Ok, first of all not just from my book, but in my course I have a very clear vision of what you need, which is a cycle for strength training. So I have three pillars that are called planning, execution and control. This is a cycle that makes us commit less errors in the process, because we plan how we must be on that goal and then we execute this and we have tools to control and see how the athlete is responding to the training and then correct the training. And even for the planning we have some directions, for example,to understand the physiology of the modality and how we understand the main points of the modality and how we transfer this to the planning. I think this is very clear in my methodology. What I think that people most like is, at least what I receive from feedback, is the approach that I do. In general the courses that we have on the market have two kinds of approaches. We have courses that are very academic and the public has difficulties understanding that information, adapting it to their reality and then applying that. They have difficulties with this kind of transition. Or on the other hand we have courses and books that are very practical, but sometimes have a lack of theoretical concept there. So it’s just an exercise, an exercise, but you have a lack of theory to support this kind of exercise or how we do this in the planning. And I think my approach joins these two approaches, you know, we have an academic background, but the approach we use to teach the coaches we try to use simple language. Not just using technical words and when we use technical words we explain which kind of context and why that context is important and we bring many things that are from practical exercises. So in general the coaches that buy our books or our course it is easier for them to understand the concepts and to apply it in practice. 

Coach César Valentim (39:34):
Thank you Diego. It was a pleasure being here with you and with everyone who is listening.This was the Taekwondo Podcast. If you haven’t already listened to our other episodes, they are available online, wherever you listen to your podcasts. We are releasing new episodes every tuesday. Stay tuned, subscribe to our podcast, leave us a positive review and share it with your  friends. See you next time!

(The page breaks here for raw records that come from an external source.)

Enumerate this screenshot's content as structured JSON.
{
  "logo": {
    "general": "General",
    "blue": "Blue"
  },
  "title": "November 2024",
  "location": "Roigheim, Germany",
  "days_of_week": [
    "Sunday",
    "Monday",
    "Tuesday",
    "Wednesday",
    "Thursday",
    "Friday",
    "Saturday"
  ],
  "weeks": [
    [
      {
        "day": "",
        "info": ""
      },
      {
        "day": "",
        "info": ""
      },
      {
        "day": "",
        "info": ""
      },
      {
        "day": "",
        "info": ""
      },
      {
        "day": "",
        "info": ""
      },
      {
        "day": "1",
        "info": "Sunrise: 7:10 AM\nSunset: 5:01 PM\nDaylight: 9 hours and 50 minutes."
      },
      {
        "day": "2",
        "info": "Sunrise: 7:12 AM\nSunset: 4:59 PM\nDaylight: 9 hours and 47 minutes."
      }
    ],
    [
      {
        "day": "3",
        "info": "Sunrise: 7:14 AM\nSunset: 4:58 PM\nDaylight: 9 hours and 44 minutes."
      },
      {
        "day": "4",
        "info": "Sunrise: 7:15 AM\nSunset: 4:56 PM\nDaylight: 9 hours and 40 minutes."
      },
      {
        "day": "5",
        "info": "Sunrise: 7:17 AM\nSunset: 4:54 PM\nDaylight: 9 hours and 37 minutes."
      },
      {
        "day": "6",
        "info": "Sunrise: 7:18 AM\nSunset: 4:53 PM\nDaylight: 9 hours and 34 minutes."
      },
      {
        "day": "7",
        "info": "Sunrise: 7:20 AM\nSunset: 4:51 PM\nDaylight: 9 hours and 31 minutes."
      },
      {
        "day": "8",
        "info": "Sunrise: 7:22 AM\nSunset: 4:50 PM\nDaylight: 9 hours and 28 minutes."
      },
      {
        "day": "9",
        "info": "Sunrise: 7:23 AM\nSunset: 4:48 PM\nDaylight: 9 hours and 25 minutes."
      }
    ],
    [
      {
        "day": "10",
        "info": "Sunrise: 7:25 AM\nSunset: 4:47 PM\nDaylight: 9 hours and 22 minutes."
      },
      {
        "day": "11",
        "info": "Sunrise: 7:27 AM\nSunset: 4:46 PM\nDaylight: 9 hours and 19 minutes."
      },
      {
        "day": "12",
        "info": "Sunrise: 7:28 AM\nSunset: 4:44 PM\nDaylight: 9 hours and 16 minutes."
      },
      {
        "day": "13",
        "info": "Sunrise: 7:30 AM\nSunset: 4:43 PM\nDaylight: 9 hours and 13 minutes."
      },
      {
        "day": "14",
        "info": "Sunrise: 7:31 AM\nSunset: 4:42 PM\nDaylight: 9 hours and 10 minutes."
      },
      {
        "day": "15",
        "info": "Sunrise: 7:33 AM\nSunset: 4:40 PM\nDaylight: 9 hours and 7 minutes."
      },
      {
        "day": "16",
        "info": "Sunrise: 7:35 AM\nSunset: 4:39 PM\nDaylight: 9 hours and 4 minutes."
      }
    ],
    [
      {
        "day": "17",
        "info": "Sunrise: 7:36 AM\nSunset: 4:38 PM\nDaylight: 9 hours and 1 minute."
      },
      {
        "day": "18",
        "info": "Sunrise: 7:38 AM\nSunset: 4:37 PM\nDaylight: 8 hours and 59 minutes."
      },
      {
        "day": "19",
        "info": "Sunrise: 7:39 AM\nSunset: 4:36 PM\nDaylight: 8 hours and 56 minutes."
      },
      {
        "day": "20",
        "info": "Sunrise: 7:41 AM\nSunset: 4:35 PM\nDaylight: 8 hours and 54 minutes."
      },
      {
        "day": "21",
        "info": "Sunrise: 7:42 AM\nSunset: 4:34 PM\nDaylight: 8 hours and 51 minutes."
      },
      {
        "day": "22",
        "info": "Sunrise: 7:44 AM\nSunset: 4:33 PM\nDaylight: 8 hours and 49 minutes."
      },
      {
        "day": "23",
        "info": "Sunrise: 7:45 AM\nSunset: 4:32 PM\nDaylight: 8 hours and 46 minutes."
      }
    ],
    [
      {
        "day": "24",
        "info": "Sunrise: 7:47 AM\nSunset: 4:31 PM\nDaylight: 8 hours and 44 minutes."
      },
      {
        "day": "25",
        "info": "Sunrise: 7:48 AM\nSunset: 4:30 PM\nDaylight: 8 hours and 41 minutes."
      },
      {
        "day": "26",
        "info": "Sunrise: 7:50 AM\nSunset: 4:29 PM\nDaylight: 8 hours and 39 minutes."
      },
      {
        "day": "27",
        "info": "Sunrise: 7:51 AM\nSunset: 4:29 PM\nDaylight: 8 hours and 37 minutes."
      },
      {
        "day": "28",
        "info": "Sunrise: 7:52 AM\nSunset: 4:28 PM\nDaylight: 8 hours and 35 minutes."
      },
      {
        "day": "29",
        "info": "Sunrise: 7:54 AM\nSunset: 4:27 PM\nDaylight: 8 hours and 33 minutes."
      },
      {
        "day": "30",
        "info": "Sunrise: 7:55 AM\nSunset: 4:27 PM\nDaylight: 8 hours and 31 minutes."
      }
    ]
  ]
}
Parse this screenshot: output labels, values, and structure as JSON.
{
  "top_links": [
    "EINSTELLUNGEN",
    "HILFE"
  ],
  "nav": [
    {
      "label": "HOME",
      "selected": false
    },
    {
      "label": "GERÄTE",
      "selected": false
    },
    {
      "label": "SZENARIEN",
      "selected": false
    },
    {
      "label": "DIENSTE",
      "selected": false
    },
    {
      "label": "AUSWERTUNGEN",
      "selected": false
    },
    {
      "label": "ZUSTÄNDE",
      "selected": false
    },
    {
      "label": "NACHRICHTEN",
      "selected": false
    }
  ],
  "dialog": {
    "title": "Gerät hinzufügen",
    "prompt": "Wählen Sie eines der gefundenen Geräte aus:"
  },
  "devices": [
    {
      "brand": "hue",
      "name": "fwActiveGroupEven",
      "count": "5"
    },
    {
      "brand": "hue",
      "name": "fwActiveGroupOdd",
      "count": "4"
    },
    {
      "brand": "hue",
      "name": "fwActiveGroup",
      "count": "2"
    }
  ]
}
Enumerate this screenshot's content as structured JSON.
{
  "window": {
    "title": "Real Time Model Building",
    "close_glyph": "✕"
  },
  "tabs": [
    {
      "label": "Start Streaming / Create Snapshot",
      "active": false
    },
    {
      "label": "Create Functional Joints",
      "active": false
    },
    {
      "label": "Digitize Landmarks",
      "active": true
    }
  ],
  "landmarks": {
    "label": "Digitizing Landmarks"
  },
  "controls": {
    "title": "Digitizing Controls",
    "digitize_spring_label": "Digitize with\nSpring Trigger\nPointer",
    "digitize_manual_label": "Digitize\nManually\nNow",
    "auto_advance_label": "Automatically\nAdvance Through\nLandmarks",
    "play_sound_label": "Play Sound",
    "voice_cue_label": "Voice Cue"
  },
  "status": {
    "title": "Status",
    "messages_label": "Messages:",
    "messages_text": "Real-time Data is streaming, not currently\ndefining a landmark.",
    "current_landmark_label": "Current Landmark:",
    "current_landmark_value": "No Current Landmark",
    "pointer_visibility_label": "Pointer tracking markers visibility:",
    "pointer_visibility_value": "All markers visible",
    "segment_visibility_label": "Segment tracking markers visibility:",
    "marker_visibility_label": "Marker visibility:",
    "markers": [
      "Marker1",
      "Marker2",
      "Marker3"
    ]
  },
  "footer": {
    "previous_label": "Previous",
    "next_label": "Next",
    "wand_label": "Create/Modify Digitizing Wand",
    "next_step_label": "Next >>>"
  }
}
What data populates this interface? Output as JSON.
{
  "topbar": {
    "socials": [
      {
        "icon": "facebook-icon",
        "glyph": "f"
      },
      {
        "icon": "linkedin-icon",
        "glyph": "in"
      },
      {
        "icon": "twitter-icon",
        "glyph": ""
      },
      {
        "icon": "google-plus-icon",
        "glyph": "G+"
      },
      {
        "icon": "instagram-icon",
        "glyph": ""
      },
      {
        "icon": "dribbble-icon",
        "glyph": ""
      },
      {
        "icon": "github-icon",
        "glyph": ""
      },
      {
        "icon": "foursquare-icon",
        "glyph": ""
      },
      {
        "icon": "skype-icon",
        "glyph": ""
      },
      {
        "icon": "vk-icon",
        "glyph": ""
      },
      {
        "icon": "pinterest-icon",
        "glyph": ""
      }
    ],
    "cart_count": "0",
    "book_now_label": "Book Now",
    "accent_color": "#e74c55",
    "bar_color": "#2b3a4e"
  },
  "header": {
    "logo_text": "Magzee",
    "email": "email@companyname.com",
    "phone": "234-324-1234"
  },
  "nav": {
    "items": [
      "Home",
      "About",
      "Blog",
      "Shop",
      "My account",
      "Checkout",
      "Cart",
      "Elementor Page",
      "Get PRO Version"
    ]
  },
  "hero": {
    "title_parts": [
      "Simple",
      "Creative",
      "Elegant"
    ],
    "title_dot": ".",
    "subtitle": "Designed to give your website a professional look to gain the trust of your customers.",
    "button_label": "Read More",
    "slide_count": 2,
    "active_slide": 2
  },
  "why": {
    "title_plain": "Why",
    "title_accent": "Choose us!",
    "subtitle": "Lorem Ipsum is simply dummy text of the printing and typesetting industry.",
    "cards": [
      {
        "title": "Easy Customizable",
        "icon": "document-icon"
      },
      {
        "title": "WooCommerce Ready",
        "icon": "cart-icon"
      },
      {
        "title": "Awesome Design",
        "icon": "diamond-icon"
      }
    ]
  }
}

You've been listening to the Taekwondo podcast, keeping the fans, coaches, and high performance athletes up to date with the latest news and trends on Olympic Taekwondo your host coach César Valentim has all almost 20 years of experience with high performance Taekwondo and has worked all around the world. As a Taekwondo trainer. Peter Nestler has been teaching Taekwondo for more than 20 years, and he's currently one of the top referees in Europe. We hope you enjoyed the show, make sure to like, rate and review and we'll be back soon. But in the meantime, find us on instagram @taekwondopodcast on Facebook @taekwondocast and the website taekwondopodcast.com. See you next time.